> _REQUIRED ACTION_: Each line of the data below that holds the word "JSON" is to be reported in full.

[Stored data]
##############################

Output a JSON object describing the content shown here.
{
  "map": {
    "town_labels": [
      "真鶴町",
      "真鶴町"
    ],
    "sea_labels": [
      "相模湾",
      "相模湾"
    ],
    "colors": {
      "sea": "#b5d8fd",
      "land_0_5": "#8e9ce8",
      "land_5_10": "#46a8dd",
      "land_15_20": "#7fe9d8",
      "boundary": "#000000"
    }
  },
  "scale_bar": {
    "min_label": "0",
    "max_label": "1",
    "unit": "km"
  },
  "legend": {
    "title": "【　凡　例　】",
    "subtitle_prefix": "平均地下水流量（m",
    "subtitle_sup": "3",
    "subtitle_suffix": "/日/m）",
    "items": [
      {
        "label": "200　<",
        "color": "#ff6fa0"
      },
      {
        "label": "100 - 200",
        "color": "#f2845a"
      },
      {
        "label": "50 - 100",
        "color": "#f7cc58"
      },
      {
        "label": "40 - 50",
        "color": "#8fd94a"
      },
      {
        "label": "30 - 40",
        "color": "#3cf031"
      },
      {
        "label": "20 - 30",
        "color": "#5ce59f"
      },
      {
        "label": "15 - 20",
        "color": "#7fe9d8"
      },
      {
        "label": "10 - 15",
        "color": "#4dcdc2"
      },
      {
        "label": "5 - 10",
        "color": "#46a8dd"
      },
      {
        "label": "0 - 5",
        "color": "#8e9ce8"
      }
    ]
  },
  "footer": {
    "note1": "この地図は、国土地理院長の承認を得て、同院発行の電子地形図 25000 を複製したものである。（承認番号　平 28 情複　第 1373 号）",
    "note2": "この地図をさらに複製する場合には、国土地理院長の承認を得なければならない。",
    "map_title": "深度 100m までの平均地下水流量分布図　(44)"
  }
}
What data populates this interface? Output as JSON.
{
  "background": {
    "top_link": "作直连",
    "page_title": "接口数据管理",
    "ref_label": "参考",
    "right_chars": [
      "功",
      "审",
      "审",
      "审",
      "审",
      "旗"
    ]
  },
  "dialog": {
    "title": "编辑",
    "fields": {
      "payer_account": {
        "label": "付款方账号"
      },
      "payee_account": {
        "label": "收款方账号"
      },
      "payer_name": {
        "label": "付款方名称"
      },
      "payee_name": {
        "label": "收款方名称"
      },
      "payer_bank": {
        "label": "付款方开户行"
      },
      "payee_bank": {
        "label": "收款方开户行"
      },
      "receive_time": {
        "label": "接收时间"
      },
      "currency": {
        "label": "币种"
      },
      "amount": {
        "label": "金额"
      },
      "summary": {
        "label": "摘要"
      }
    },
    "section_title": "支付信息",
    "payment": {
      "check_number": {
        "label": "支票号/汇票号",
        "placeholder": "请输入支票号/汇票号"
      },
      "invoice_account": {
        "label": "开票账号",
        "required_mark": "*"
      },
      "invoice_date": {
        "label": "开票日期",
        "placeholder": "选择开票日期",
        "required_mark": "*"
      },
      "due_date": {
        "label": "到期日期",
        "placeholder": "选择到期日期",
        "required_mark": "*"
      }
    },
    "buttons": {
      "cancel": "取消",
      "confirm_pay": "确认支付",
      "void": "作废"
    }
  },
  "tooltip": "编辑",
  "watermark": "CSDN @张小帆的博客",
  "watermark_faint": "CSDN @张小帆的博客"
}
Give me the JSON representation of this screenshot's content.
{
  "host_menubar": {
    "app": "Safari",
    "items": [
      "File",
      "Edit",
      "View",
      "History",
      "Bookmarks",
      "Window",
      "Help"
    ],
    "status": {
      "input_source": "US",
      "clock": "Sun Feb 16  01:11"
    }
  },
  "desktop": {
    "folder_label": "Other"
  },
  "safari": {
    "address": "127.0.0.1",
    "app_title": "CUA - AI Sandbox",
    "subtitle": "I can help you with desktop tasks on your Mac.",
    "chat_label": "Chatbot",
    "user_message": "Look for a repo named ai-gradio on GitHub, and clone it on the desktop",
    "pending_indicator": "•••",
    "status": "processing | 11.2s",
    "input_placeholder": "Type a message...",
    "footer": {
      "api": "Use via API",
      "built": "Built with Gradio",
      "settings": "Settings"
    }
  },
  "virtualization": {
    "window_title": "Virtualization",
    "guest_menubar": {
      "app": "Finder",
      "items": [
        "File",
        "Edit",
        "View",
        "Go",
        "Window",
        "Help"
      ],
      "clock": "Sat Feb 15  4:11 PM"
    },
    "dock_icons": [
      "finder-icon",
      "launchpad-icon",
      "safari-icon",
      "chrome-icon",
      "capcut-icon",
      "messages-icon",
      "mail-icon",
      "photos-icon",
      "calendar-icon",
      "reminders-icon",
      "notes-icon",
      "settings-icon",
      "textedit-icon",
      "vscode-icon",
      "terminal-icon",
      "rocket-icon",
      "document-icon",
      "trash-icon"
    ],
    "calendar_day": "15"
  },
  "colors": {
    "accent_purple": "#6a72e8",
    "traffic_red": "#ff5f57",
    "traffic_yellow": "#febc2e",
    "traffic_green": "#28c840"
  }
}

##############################

> _RESPONSE AREA_:
Output a JSON object describing the content shown here.
What data populates this interface? Output as JSON.
Give me the JSON representation of this screenshot's content.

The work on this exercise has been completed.